- [TO DO]
Pull every line containing "timestamp" from the entries.

Segment Start: STUDY MATERIAL

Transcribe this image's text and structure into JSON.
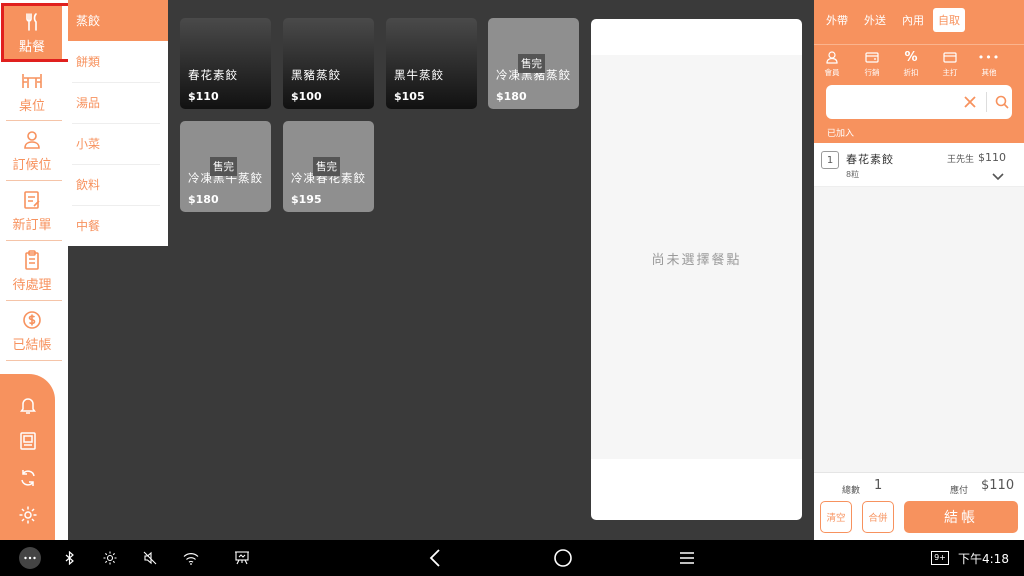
{
  "nav": {
    "items": [
      {
        "label": "點餐",
        "icon": "utensils-icon"
      },
      {
        "label": "桌位",
        "icon": "table-chairs-icon"
      },
      {
        "label": "訂候位",
        "icon": "person-icon"
      },
      {
        "label": "新訂單",
        "icon": "edit-document-icon"
      },
      {
        "label": "待處理",
        "icon": "clipboard-icon"
      },
      {
        "label": "已結帳",
        "icon": "dollar-circle-icon"
      }
    ],
    "bottom_icons": [
      "bell-icon",
      "receipt-icon",
      "sync-icon",
      "gear-icon"
    ]
  },
  "categories": [
    "蒸餃",
    "餅類",
    "湯品",
    "小菜",
    "飲料",
    "中餐"
  ],
  "products": [
    {
      "name": "春花素餃",
      "price": "$110",
      "sold_out": ""
    },
    {
      "name": "黑豬蒸餃",
      "price": "$100",
      "sold_out": ""
    },
    {
      "name": "黑牛蒸餃",
      "price": "$105",
      "sold_out": ""
    },
    {
      "name": "冷凍黑豬蒸餃",
      "price": "$180",
      "sold_out": "售完"
    },
    {
      "name": "冷凍黑牛蒸餃",
      "price": "$180",
      "sold_out": "售完"
    },
    {
      "name": "冷凍春花素餃",
      "price": "$195",
      "sold_out": "售完"
    }
  ],
  "detail": {
    "empty_text": "尚未選擇餐點"
  },
  "order": {
    "tabs": [
      "外帶",
      "外送",
      "內用",
      "自取"
    ],
    "active_tab": "自取",
    "tools": [
      {
        "label": "會員",
        "icon": "member-icon"
      },
      {
        "label": "行銷",
        "icon": "marketing-icon"
      },
      {
        "label": "折扣",
        "icon": "percent-icon"
      },
      {
        "label": "主打",
        "icon": "featured-icon"
      },
      {
        "label": "其他",
        "icon": "more-icon"
      }
    ],
    "search": {
      "value": "",
      "placeholder": ""
    },
    "added_label": "已加入",
    "lines": [
      {
        "qty": "1",
        "name": "春花素餃",
        "sub": "8粒",
        "customer": "王先生",
        "price": "$110"
      }
    ],
    "summary": {
      "count_label": "總數",
      "count_value": "1",
      "due_label": "應付",
      "due_value": "$110"
    },
    "buttons": {
      "clear": "清空",
      "merge": "合併",
      "checkout": "結帳"
    }
  },
  "system_bar": {
    "time": "下午4:18",
    "badge": "9+"
  },
  "colors": {
    "accent": "#f7925e",
    "highlight": "#e0201e",
    "background": "#3a3a3a"
  }
}
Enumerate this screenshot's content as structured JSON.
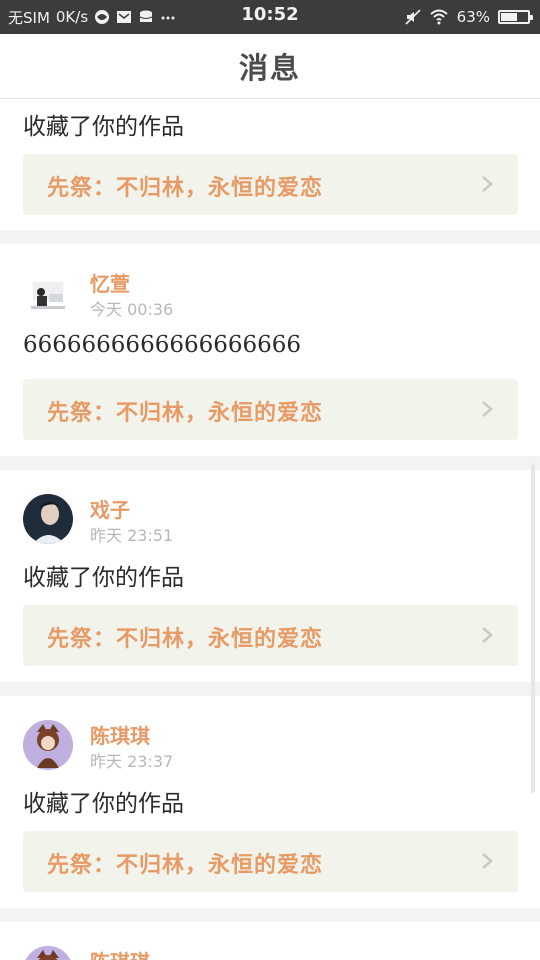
{
  "status_bar": {
    "carrier": "无SIM",
    "net_speed": "0K/s",
    "time": "10:52",
    "battery_percent": "63%",
    "battery_level": 0.63,
    "icons": [
      "browser-icon",
      "mail-icon",
      "storage-icon",
      "more-dots-icon",
      "mute-icon",
      "wifi-icon",
      "battery-icon"
    ]
  },
  "header": {
    "title": "消息"
  },
  "feed": [
    {
      "partial": true,
      "message": "收藏了你的作品",
      "work_title": "先祭：不归林，永恒的爱恋"
    },
    {
      "username": "忆萱",
      "timestamp": "今天 00:36",
      "message": "6666666666666666666",
      "work_title": "先祭：不归林，永恒的爱恋"
    },
    {
      "username": "戏子",
      "timestamp": "昨天 23:51",
      "message": "收藏了你的作品",
      "work_title": "先祭：不归林，永恒的爱恋"
    },
    {
      "username": "陈琪琪",
      "timestamp": "昨天 23:37",
      "message": "收藏了你的作品",
      "work_title": "先祭：不归林，永恒的爱恋"
    },
    {
      "username": "陈琪琪"
    }
  ],
  "colors": {
    "accent": "#e89a66",
    "status_bar_bg": "#3b3c3b",
    "link_bg": "#f2f3ea",
    "page_bg": "#f3f3f1"
  }
}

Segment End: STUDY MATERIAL

- [ANSWER FOR THE TASK]
      "timestamp": "今天 00:36",
      "timestamp": "昨天 23:51",
      "timestamp": "昨天 23:37",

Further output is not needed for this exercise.